Furthermore, Mama believes that Dee will be more successful daughter as she is the one who is pursuing a secondary education, and Maggie is not pursuing an education. Mama continually dismisses Maggie and treats her like an abomination, the daughter that she is ashamed of. Walker also uses irony to convey Momma’s eventual disappointment with Dee’s attitude towards her family. When Dee returns home from college she has completely changed her entire being, she adopted a new name, new mannerisms, and
I picked this passage over the other passage in the story because, since Addie had one part in, As I Lay Dying, the words had more meaning behind it than everyone else’s passage in the story. Also, I had made this writing choice over another because I felt Addie expressed her true feelings about Anse, why she married him in the first place, and how becoming a mother was such a terrible thing to occurred. Although some mothers are filled with happiness in joy of becoming one, but sadly, not some mothers are not. This is unfortunate for child/children and it affects them badly because a mother’s love is what child/children desires. By Addie not being pleased becoming a mother, her ‘love’ reflect its on her relationships with her children, expect when it came to Jewels.
I don’t know why I’ve taken such a terrible dislike to her” (Frank 51). (m2MB) Anne realizes that she needs to stay calm and respect her mother, but she has great difficulty in doing so. Anne acknowledges that she and her mother do not have the expected mother-daughter relationship. In some cases, mothers and daughters do not have the ideal, loving relationship. Instead, they may dislike each other and fight.

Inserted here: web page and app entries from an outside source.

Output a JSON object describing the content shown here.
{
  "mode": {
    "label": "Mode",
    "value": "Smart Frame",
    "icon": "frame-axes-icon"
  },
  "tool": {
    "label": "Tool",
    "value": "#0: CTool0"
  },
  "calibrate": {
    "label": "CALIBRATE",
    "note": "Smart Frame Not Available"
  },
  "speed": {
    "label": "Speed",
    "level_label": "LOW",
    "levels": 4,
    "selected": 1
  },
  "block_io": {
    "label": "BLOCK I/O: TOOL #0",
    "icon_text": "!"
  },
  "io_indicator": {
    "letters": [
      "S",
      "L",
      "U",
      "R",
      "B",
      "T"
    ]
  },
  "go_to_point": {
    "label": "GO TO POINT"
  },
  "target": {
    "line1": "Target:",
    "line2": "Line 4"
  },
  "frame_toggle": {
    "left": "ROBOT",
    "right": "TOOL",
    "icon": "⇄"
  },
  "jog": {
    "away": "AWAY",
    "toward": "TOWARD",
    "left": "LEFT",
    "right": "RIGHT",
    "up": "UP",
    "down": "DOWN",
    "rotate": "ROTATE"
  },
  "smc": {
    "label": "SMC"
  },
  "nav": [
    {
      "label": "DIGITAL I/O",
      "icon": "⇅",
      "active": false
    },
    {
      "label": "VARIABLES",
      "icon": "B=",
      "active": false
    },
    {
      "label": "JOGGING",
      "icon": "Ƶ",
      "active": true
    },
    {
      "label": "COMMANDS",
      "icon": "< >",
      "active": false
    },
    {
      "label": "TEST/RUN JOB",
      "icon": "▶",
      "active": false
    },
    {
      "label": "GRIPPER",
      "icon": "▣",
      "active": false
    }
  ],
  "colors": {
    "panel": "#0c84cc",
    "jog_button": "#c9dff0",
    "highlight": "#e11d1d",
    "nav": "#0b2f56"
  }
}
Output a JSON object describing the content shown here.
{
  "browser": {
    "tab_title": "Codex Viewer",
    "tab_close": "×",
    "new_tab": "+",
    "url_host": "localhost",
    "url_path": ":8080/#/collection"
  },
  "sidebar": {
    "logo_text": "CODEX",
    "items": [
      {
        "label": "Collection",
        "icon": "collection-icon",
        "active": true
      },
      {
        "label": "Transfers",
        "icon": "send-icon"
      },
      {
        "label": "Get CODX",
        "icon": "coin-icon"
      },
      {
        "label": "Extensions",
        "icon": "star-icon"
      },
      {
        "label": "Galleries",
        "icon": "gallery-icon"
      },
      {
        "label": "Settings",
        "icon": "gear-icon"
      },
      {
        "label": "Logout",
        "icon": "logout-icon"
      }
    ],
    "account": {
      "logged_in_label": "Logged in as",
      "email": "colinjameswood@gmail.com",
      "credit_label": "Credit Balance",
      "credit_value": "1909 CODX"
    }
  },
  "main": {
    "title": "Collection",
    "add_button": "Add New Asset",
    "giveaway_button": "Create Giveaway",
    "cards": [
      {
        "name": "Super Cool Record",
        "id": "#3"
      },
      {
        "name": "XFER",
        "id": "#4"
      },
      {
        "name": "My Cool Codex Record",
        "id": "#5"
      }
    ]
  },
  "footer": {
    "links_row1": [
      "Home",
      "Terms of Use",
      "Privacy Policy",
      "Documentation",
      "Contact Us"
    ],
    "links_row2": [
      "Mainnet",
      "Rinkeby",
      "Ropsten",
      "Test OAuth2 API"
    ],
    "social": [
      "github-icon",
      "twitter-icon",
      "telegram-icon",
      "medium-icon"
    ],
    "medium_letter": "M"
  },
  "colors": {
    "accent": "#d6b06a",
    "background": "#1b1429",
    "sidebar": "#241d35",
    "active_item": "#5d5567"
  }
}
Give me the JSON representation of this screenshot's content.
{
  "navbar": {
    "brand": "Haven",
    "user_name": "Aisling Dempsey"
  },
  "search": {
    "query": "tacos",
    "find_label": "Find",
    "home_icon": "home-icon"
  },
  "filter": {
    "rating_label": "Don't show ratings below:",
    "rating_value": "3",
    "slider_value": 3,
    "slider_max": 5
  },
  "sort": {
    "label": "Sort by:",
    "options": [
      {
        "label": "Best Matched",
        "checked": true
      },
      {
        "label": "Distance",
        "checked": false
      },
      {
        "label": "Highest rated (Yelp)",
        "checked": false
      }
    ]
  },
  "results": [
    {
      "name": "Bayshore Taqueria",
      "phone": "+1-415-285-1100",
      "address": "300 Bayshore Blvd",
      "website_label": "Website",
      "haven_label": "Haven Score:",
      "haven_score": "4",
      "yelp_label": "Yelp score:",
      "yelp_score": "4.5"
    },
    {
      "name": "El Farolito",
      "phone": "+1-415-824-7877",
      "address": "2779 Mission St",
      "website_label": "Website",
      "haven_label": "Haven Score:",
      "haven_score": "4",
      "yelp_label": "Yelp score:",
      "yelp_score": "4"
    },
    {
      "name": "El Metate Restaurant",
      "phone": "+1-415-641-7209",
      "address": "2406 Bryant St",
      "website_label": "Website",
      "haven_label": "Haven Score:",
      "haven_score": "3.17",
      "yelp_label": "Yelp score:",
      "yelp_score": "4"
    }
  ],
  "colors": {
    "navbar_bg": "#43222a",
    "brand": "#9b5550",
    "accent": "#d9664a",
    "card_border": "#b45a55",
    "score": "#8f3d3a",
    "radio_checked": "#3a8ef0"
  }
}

Sometimes women become more liberated and sometimes it breaks them when they come so far after leaving behind their family because it is believed that they are more attached or concerned about their families as compared to men. The issue of female identity has been dealt by many diasporic women writers from different perspectives and dimensions. The journey of the diasporic women after migration is two-folded journey: the journey into the inner self and also the outer journey. They present the dilemma which women face in the alien land. Earlier, mainly before globalisation identity was taken as a coherent and